Early Origins of the Betson family
The surname Betson was first found in Essex
where they held a family seat
as Lords of the Manor. The Saxon influence of English history diminished after the Battle of Hastings in 1066. The language of the courts was French for the next three centuries and the Norman ambience prevailed. But Saxon surnames survived and the family name was first referenced in the 13th century when they held estates in that county.
Early History of the Betson family
This web page shows only a small excerpt of our Betson research.Another 289 words (21 lines of text) covering the years 1455, 1487, 1510, 1600, 1602, 1663, 1675, 1679, 1688, 1733, 1762, and 1786 are included under the topic Early Betson History in all our PDF Extended History products and printed products wherever possible.
Betson Spelling Variations
Until quite recently, the English language has lacked a definite system of spelling rules. Consequently, Anglo-Saxon
surnames are characterized by a multitude of spelling variations
. Changes in Anglo-Saxon
names were influenced by the evolution of the English language, as it incorporated elements of French, Latin, and other languages. Although Medieval scribes and church officials recorded names as they sounded, so it is common to find one person referred to by several different spellings of his surname, even the most literate people varied the spelling of their own names. Variations of the name Betson include Betenson, Bettenson, Bettison, Betison, Betynson, Bettynson, Bettson, Betson and many more.
Early Notables of the Betson family (pre 1700)
Another 49 words (4 lines of text) are included under the topic Early Betson Notables in all our PDF Extended History products and printed products wherever possible.

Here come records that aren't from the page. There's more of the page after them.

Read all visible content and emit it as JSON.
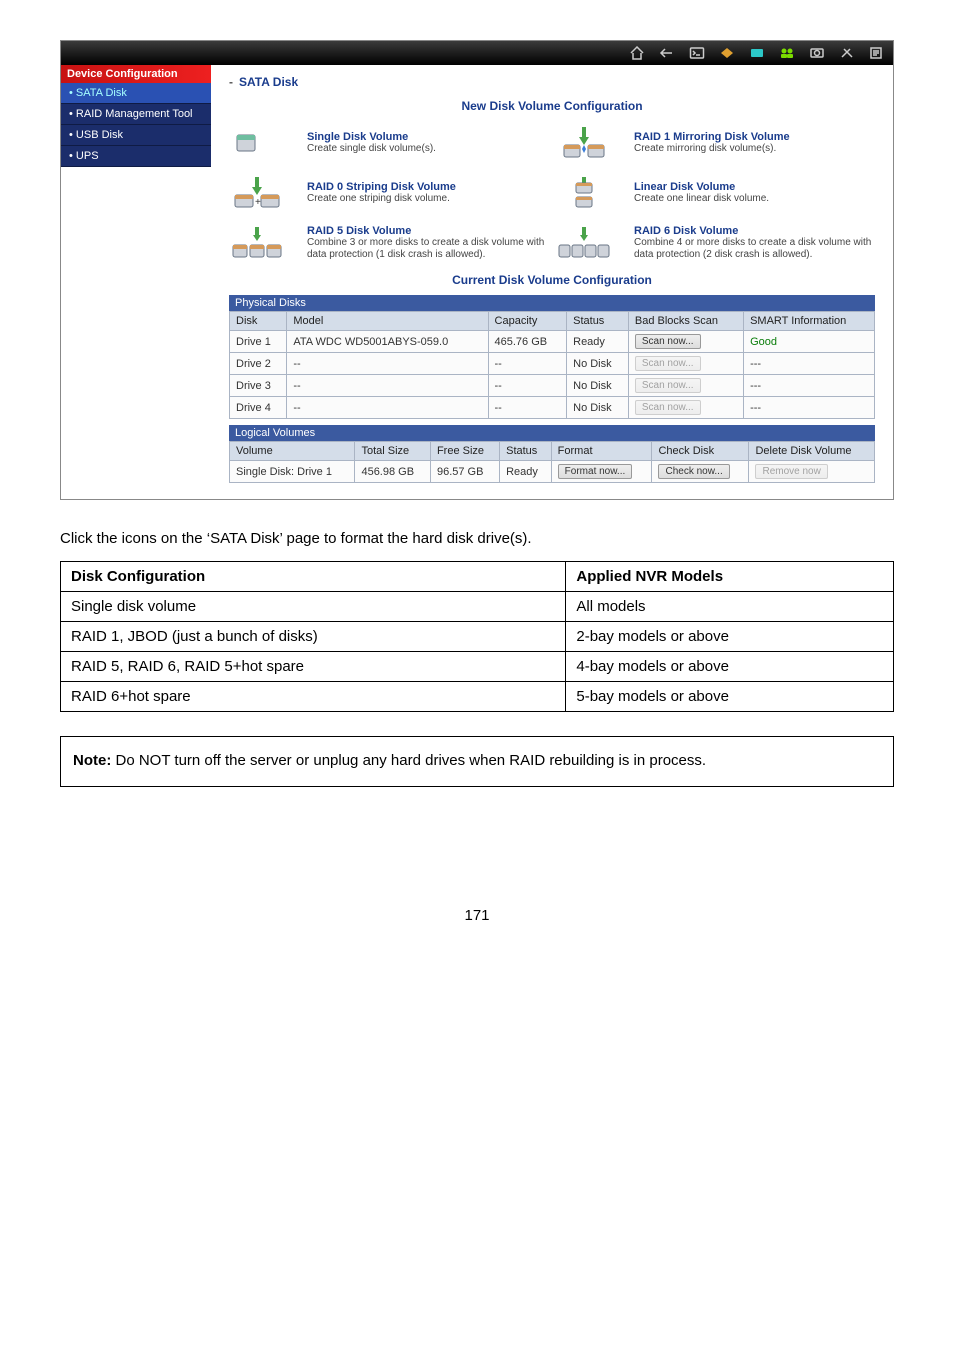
{
  "sidebar": {
    "header": "Device Configuration",
    "items": [
      {
        "label": "SATA Disk"
      },
      {
        "label": "RAID Management Tool"
      },
      {
        "label": "USB Disk"
      },
      {
        "label": "UPS"
      }
    ]
  },
  "crumb": {
    "dash": "-",
    "label": "SATA Disk"
  },
  "new_disk": {
    "title": "New Disk Volume Configuration",
    "options": [
      {
        "title": "Single Disk Volume",
        "desc": "Create single disk volume(s)."
      },
      {
        "title": "RAID 1 Mirroring Disk Volume",
        "desc": "Create mirroring disk volume(s)."
      },
      {
        "title": "RAID 0 Striping Disk Volume",
        "desc": "Create one striping disk volume."
      },
      {
        "title": "Linear Disk Volume",
        "desc": "Create one linear disk volume."
      },
      {
        "title": "RAID 5 Disk Volume",
        "desc": "Combine 3 or more disks to create a disk volume with data protection (1 disk crash is allowed)."
      },
      {
        "title": "RAID 6 Disk Volume",
        "desc": "Combine 4 or more disks to create a disk volume with data protection (2 disk crash is allowed)."
      }
    ]
  },
  "current": {
    "title": "Current Disk Volume Configuration",
    "phys_header": "Physical Disks",
    "phys_cols": {
      "disk": "Disk",
      "model": "Model",
      "capacity": "Capacity",
      "status": "Status",
      "bad": "Bad Blocks Scan",
      "smart": "SMART Information"
    },
    "phys_rows": [
      {
        "disk": "Drive 1",
        "model": "ATA WDC WD5001ABYS-059.0",
        "capacity": "465.76 GB",
        "status": "Ready",
        "scan": "Scan now...",
        "scan_dis": false,
        "smart": "Good"
      },
      {
        "disk": "Drive 2",
        "model": "--",
        "capacity": "--",
        "status": "No Disk",
        "scan": "Scan now...",
        "scan_dis": true,
        "smart": "---"
      },
      {
        "disk": "Drive 3",
        "model": "--",
        "capacity": "--",
        "status": "No Disk",
        "scan": "Scan now...",
        "scan_dis": true,
        "smart": "---"
      },
      {
        "disk": "Drive 4",
        "model": "--",
        "capacity": "--",
        "status": "No Disk",
        "scan": "Scan now...",
        "scan_dis": true,
        "smart": "---"
      }
    ],
    "log_header": "Logical Volumes",
    "log_cols": {
      "vol": "Volume",
      "total": "Total Size",
      "free": "Free Size",
      "status": "Status",
      "format": "Format",
      "check": "Check Disk",
      "del": "Delete Disk Volume"
    },
    "log_row": {
      "vol": "Single Disk: Drive 1",
      "total": "456.98 GB",
      "free": "96.57 GB",
      "status": "Ready",
      "format": "Format now...",
      "check": "Check now...",
      "del": "Remove now"
    }
  },
  "doc": {
    "intro": "Click the icons on the ‘SATA Disk’ page to format the hard disk drive(s).",
    "headers": {
      "left": "Disk Configuration",
      "right": "Applied NVR Models"
    },
    "rows": [
      {
        "left": "Single disk volume",
        "right": "All models"
      },
      {
        "left": "RAID 1, JBOD (just a bunch of disks)",
        "right": "2-bay models or above"
      },
      {
        "left": "RAID 5, RAID 6, RAID 5+hot spare",
        "right": "4-bay models or above"
      },
      {
        "left": "RAID 6+hot spare",
        "right": "5-bay models or above"
      }
    ],
    "note_bold": "Note:",
    "note_rest": " Do NOT turn off the server or unplug any hard drives when RAID rebuilding is in process.",
    "pagenum": "171"
  }
}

Migration of the Betson family to the New World and Oceana
Searching for a better life, many English families migrated to British colonies. Unfortunately, the majority of them traveled under extremely harsh conditions: overcrowding on the ships caused the majority of the immigrants to arrive diseased, famished, and destitute from the long journey across the ocean. For those families that arrived safely, modest prosperity was attainable, and many went on to make invaluable contributions to the development of the cultures of the new colonies. Research into the origins of individual families in North America revealed records of the immigration of a number of people bearing the name Betson or a variant listed above:
Betson Settlers in United States in the 19th Century

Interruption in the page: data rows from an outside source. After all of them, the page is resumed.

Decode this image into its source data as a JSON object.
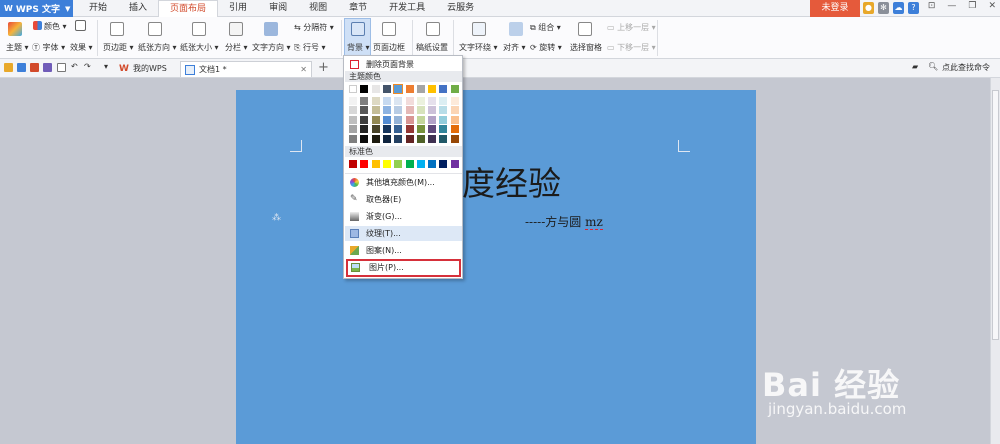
{
  "app": {
    "name": "WPS 文字",
    "logo": "W"
  },
  "menu_tabs": [
    "开始",
    "插入",
    "页面布局",
    "引用",
    "审阅",
    "视图",
    "章节",
    "开发工具",
    "云服务"
  ],
  "login_label": "未登录",
  "ribbon": {
    "theme": "主题",
    "color": "颜色",
    "font": "字体",
    "effect": "效果",
    "margins": "页边距",
    "orientation": "纸张方向",
    "size": "纸张大小",
    "columns": "分栏",
    "text_dir": "文字方向",
    "separator": "分隔符",
    "line_no": "行号",
    "background": "背景",
    "border": "页面边框",
    "paper_setup": "稿纸设置",
    "wrap": "文字环绕",
    "align": "对齐",
    "group": "组合",
    "rotate": "旋转",
    "select_pane": "选择窗格",
    "bring_fwd": "上移一层",
    "send_back": "下移一层"
  },
  "doc_tabs": [
    "我的WPS",
    "文档1 *"
  ],
  "add_tab": "+",
  "find_placeholder": "点此查找命令",
  "document": {
    "title": "度经验",
    "author_prefix": "-----方与圆 ",
    "author_suffix": "mz"
  },
  "dropdown": {
    "remove_bg": "删除页面背景",
    "theme_colors_header": "主题颜色",
    "standard_colors_header": "标准色",
    "more_colors": "其他填充颜色(M)...",
    "eyedropper": "取色器(E)",
    "gradient": "渐变(G)...",
    "texture": "纹理(T)...",
    "pattern": "图案(N)...",
    "picture": "图片(P)..."
  },
  "theme_colors": [
    [
      "#ffffff",
      "#000000",
      "#eeece1",
      "#1f497d",
      "#4f81bd",
      "#c0504d",
      "#9bbb59",
      "#8064a2",
      "#4bacc6",
      "#f79646"
    ],
    [
      "#f2f2f2",
      "#7f7f7f",
      "#ddd9c3",
      "#c6d9f0",
      "#dbe5f1",
      "#f2dcdb",
      "#ebf1dd",
      "#e5e0ec",
      "#dbeef3",
      "#fdeada"
    ],
    [
      "#d8d8d8",
      "#595959",
      "#c4bd97",
      "#8db3e2",
      "#b8cce4",
      "#e5b9b7",
      "#d7e3bc",
      "#ccc1d9",
      "#b7dde8",
      "#fbd5b5"
    ],
    [
      "#bfbfbf",
      "#3f3f3f",
      "#938953",
      "#548dd4",
      "#95b3d7",
      "#d99694",
      "#c3d69b",
      "#b2a2c7",
      "#92cddc",
      "#fac08f"
    ],
    [
      "#a5a5a5",
      "#262626",
      "#494429",
      "#17365d",
      "#366092",
      "#953734",
      "#76923c",
      "#5f497a",
      "#31859b",
      "#e36c09"
    ],
    [
      "#7f7f7f",
      "#0c0c0c",
      "#1d1b10",
      "#0f243e",
      "#244061",
      "#632423",
      "#4f6128",
      "#3f3151",
      "#205867",
      "#974806"
    ]
  ],
  "theme_top_row": [
    "#ffffff",
    "#000000",
    "#e7e6e6",
    "#44546a",
    "#5b9bd5",
    "#ed7d31",
    "#a5a5a5",
    "#ffc000",
    "#4472c4",
    "#70ad47"
  ],
  "standard_colors": [
    "#c00000",
    "#ff0000",
    "#ffc000",
    "#ffff00",
    "#92d050",
    "#00b050",
    "#00b0f0",
    "#0070c0",
    "#002060",
    "#7030a0"
  ],
  "watermark": {
    "brand": "Bai 经验",
    "url": "jingyan.baidu.com"
  }
}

- Robert Betson, who landed in Allegany (Allegheny) County, Pennsylvania in 1844 CITATION[CLOSE]
Filby, P. William, Meyer, Mary K., Passenger and immigration lists index : a guide to published arrival records of about 500,000 passengers who came to the United States and Canada in the seventeenth, eighteenth, and nineteenth centuries. 1982-1985 Cumulated Supplements in Four Volumes Detroit, Mich. : Gale Research Co., 1985, Print (ISBN 0-8103-1795-8)
Betson Settlers in United States in the 20th Century
- Claudine Betson, aged 18, who landed in America from Barbados, in 1906
- Nicolas Betson, aged 20, who landed in America from Jannisia, in 1906
- Jessie Betson, aged 29, who emigrated to America, in 1922
Betson Settlers in Canada in the 18th Century
- Mr. Joseph Betson U.E. who settled in New Brunswick c. 1783 CITATION[CLOSE]
Rubincam, Milton. The Old United Empire Loyalists List. Genealogical Publishing Co., Inc, 1976. (Originally published as; United Empire Loyalists. The Centennial of the Settlement of Upper Canada. Rose Publishing Company, 1885.) ISBN 0-8063-0331-X
Contemporary Notables of the name Betson (post 1700)
- Norm Betson (1914-1988), Australian rules footballer
The Betson Motto
The motto was originally a war cry or slogan. Mottoes first began to be shown with arms in the 14th and 15th centuries, but were not in general use until the 17th century. Thus the oldest coats of arms generally do not include a motto. Mottoes seldom form part of the grant of arms: Under most heraldic authorities, a motto is an optional component of the coat of arms, and can be added to or changed at will; many families have chosen not to display a motto.
Motto: Qui sera sera
Motto Translation: Whatever will be.